---- Recorded information

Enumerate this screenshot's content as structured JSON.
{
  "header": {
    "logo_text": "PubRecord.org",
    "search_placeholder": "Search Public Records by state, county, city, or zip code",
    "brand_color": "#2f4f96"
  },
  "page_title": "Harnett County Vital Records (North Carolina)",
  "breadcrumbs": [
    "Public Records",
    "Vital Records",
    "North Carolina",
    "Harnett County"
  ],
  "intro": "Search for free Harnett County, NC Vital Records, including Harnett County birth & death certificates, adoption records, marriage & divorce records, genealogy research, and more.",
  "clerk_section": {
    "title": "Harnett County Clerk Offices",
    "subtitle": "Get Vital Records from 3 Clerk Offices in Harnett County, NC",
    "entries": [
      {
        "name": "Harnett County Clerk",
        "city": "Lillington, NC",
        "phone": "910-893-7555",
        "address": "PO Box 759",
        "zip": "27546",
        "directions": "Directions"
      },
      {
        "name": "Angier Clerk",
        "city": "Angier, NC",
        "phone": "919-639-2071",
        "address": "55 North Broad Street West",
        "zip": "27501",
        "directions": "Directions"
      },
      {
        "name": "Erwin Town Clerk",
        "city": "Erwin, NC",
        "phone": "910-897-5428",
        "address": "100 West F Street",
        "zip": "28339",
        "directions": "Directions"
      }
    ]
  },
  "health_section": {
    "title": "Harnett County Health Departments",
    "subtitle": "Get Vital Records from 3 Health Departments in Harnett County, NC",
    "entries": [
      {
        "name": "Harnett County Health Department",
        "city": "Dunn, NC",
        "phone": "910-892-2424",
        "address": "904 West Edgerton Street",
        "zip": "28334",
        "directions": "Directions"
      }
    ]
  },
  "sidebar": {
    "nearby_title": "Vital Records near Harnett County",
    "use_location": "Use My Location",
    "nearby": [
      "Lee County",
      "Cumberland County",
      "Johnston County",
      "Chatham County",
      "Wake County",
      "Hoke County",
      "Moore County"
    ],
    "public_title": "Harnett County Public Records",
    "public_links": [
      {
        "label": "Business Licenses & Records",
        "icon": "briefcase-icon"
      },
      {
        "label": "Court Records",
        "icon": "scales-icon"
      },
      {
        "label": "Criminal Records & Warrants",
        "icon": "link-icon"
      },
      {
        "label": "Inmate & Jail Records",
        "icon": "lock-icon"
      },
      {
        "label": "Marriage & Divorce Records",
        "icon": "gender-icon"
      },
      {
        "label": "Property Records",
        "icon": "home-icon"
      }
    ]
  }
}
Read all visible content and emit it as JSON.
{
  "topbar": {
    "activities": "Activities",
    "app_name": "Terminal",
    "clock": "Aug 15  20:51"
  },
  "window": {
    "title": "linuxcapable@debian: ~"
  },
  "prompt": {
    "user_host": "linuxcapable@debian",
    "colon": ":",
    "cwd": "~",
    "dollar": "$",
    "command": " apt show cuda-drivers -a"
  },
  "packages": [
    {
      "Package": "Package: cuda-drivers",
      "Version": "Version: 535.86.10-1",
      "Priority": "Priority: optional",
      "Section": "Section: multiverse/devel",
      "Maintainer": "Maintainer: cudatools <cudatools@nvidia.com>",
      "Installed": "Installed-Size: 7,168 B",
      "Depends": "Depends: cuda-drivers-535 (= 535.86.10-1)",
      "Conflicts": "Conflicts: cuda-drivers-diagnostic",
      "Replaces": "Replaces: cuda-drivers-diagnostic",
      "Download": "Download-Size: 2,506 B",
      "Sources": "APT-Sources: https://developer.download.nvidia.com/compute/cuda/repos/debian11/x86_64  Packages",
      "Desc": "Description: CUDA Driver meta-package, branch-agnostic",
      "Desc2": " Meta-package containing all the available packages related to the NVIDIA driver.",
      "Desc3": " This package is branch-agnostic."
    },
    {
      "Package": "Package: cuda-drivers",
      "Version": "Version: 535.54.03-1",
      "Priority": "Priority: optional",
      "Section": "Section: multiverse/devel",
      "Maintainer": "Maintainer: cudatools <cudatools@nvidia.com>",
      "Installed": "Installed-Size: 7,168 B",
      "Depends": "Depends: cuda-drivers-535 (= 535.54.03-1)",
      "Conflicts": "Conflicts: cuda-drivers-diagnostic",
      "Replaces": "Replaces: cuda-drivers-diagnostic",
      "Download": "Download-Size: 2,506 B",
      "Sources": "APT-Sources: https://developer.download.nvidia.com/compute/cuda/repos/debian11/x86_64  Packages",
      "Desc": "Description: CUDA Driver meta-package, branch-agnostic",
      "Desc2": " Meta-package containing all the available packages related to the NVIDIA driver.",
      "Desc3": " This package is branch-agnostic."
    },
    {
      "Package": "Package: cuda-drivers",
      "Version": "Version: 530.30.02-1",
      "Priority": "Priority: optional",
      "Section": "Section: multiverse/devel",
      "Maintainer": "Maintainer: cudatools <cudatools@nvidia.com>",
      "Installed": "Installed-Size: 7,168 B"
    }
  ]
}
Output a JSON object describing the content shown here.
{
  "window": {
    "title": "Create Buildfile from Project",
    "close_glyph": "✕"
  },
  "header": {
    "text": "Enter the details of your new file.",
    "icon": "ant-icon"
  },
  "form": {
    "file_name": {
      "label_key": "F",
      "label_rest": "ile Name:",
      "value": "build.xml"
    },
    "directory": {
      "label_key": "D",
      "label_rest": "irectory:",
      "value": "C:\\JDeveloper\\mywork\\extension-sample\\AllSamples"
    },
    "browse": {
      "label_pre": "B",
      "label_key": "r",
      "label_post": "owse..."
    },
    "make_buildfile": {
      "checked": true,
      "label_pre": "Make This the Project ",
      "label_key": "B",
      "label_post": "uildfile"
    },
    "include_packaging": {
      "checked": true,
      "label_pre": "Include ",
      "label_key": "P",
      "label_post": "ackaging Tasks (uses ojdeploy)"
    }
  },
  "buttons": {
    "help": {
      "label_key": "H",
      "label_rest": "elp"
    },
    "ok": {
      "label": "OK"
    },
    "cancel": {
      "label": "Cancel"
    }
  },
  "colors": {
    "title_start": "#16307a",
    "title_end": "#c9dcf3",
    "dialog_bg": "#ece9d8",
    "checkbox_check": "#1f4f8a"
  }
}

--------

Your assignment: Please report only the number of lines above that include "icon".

Response for this exercise: 7